TASK PROMPT:
Please reproduce every record, keeping each one exactly as written.

LISTED RECORDS:
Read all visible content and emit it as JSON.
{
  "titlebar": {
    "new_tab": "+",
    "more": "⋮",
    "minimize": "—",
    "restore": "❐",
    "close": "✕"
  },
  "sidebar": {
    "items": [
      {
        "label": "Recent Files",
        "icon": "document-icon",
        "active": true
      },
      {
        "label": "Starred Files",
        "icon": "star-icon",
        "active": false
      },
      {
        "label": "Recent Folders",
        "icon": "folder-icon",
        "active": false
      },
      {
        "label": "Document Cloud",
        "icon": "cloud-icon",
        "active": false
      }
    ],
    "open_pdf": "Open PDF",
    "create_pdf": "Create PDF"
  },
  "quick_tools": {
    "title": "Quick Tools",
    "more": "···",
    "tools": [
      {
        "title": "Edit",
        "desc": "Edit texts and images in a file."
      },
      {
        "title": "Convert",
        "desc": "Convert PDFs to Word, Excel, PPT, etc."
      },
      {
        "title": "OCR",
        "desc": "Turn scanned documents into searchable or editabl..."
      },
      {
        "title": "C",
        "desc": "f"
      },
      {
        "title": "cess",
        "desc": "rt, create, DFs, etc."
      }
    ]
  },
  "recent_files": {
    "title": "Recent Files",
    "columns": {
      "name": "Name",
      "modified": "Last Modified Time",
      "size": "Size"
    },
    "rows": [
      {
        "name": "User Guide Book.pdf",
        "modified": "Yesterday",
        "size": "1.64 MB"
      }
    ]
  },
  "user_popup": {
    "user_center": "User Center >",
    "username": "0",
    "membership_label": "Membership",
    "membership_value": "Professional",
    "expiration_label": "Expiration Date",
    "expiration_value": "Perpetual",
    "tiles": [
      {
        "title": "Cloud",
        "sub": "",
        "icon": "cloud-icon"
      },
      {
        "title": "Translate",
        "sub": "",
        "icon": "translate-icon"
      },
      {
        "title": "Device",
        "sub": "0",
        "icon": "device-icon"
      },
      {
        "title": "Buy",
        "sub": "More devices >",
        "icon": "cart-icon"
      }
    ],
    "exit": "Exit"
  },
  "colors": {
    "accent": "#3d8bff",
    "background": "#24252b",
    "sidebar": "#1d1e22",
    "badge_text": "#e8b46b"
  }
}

RESULT BELOW:
Read all visible content and emit it as JSON.
{
  "titlebar": {
    "new_tab": "+",
    "more": "⋮",
    "minimize": "—",
    "restore": "❐",
    "close": "✕"
  },
  "sidebar": {
    "items": [
      {
        "label": "Recent Files",
        "icon": "document-icon",
        "active": true
      },
      {
        "label": "Starred Files",
        "icon": "star-icon",
        "active": false
      },
      {
        "label": "Recent Folders",
        "icon": "folder-icon",
        "active": false
      },
      {
        "label": "Document Cloud",
        "icon": "cloud-icon",
        "active": false
      }
    ],
    "open_pdf": "Open PDF",
    "create_pdf": "Create PDF"
  },
  "quick_tools": {
    "title": "Quick Tools",
    "more": "···",
    "tools": [
      {
        "title": "Edit",
        "desc": "Edit texts and images in a file."
      },
      {
        "title": "Convert",
        "desc": "Convert PDFs to Word, Excel, PPT, etc."
      },
      {
        "title": "OCR",
        "desc": "Turn scanned documents into searchable or editabl..."
      },
      {
        "title": "C",
        "desc": "f"
      },
      {
        "title": "cess",
        "desc": "rt, create, DFs, etc."
      }
    ]
  },
  "recent_files": {
    "title": "Recent Files",
    "columns": {
      "name": "Name",
      "modified": "Last Modified Time",
      "size": "Size"
    },
    "rows": [
      {
        "name": "User Guide Book.pdf",
        "modified": "Yesterday",
        "size": "1.64 MB"
      }
    ]
  },
  "user_popup": {
    "user_center": "User Center >",
    "username": "0",
    "membership_label": "Membership",
    "membership_value": "Professional",
    "expiration_label": "Expiration Date",
    "expiration_value": "Perpetual",
    "tiles": [
      {
        "title": "Cloud",
        "sub": "",
        "icon": "cloud-icon"
      },
      {
        "title": "Translate",
        "sub": "",
        "icon": "translate-icon"
      },
      {
        "title": "Device",
        "sub": "0",
        "icon": "device-icon"
      },
      {
        "title": "Buy",
        "sub": "More devices >",
        "icon": "cart-icon"
      }
    ],
    "exit": "Exit"
  },
  "colors": {
    "accent": "#3d8bff",
    "background": "#24252b",
    "sidebar": "#1d1e22",
    "badge_text": "#e8b46b"
  }
}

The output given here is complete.